We know that much of prayer is simply paying attention. A prayerful person learns how to tune in, more and more, to the details of daily life and notice where the Divine is showing up.
Sometimes, though, God steps in and tries to catch our attention. It’s not that God is coercing us—divine love always respects our freedom of will. But there are situations in which we are unable to pay attention:
- We are emotionally in upheaval, and the energy we would use to be attentive is being diverted to momentary survival.
- We are blocked in some way from perceiving the truth of a situation, so our vision is skewed and cannot give us information we need.
- We are so strongly focused on one thing—a goal, a need, a fear—that something must pull us away before we can see anything else.
In such times as these, God uses divine creativity to reach us.
- God uses our intense emotion to pull us toward compassion and comfort. It may be that my other defenses can be breached only when my emotions overwhelm me. Then, in my grief or anger or trauma, I touch upon a truth or a bit of reality that I had avoided before.
- A person steps into our path, and, because we must deal with that person, God can speak through him or her. This person could be a stranger, or it could be our three-year-old.
- We encounter an event that shakes us up and pulls us out of our tunnel vision. It could be a tragedy or disaster in which we work with others for the common good. It could be a few moments of ecstatic beauty, or humor while we stand in the check-out line.
God tries to catch our attention not because God is irritated with us and so must give us a divine version of “a smack upside the head.” God tries to catch our attention because God understands how life and our own internal turmoil can get in the way of our progress. So the divine hand parts a curtain and gives us a better glimpse. Or mercy surprises us, or a sudden thunderstorm helps us cry and finally say an honest prayer.
This we must remember: God acts toward us in mercy, kindness, and invitation.

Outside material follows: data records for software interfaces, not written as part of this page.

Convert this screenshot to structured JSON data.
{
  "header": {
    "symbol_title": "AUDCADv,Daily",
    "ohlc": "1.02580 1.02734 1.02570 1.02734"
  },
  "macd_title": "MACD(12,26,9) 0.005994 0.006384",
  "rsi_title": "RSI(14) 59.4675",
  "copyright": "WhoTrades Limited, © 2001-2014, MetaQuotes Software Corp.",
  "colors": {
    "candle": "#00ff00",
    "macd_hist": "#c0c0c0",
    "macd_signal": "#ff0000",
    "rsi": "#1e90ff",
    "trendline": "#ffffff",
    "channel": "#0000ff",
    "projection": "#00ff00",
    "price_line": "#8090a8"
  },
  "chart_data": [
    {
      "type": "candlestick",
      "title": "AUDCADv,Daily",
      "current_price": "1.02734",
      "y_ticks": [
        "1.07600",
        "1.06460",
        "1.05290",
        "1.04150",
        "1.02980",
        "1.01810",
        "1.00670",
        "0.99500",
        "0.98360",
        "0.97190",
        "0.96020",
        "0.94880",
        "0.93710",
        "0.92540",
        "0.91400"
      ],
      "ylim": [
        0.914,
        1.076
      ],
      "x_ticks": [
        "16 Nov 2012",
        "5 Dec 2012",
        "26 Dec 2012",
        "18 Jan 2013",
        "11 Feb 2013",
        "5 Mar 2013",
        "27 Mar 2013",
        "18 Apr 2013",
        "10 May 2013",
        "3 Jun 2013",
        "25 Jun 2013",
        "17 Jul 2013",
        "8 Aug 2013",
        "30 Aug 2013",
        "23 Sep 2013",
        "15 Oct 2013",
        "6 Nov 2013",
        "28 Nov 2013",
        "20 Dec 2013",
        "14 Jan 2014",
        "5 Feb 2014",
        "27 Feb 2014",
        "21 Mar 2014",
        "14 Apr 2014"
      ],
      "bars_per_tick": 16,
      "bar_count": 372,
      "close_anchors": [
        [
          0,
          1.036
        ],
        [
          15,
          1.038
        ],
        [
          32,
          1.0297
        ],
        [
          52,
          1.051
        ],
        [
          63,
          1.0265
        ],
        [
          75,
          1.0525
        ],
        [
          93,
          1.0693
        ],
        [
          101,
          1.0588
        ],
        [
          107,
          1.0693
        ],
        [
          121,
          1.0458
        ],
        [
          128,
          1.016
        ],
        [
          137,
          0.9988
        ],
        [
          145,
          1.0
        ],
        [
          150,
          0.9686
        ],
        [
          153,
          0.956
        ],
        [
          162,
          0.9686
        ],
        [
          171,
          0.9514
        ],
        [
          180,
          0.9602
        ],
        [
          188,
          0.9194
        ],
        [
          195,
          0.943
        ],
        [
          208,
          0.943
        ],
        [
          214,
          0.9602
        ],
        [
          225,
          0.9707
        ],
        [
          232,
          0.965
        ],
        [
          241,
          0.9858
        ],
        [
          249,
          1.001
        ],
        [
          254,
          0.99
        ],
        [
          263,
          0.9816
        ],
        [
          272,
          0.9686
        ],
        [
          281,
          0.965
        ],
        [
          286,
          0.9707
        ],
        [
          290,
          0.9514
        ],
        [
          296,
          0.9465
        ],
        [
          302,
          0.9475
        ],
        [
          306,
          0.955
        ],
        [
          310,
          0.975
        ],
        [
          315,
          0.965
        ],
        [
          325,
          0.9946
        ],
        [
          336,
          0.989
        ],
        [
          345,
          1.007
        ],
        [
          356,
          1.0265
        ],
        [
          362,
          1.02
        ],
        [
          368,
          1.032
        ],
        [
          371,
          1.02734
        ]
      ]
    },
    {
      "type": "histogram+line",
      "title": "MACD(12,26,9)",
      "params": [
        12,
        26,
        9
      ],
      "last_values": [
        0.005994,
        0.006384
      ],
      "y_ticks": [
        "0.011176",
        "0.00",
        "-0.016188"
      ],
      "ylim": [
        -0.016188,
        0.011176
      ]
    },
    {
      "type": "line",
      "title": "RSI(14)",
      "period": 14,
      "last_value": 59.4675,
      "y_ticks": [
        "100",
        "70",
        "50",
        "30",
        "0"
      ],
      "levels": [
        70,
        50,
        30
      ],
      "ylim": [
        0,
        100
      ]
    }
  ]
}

So when God manages to get our attention, we need not feel ashamed or rebuked. Simply say, “Thank you—I needed help with that! I’m glad I’m not alone in this business of transformation.”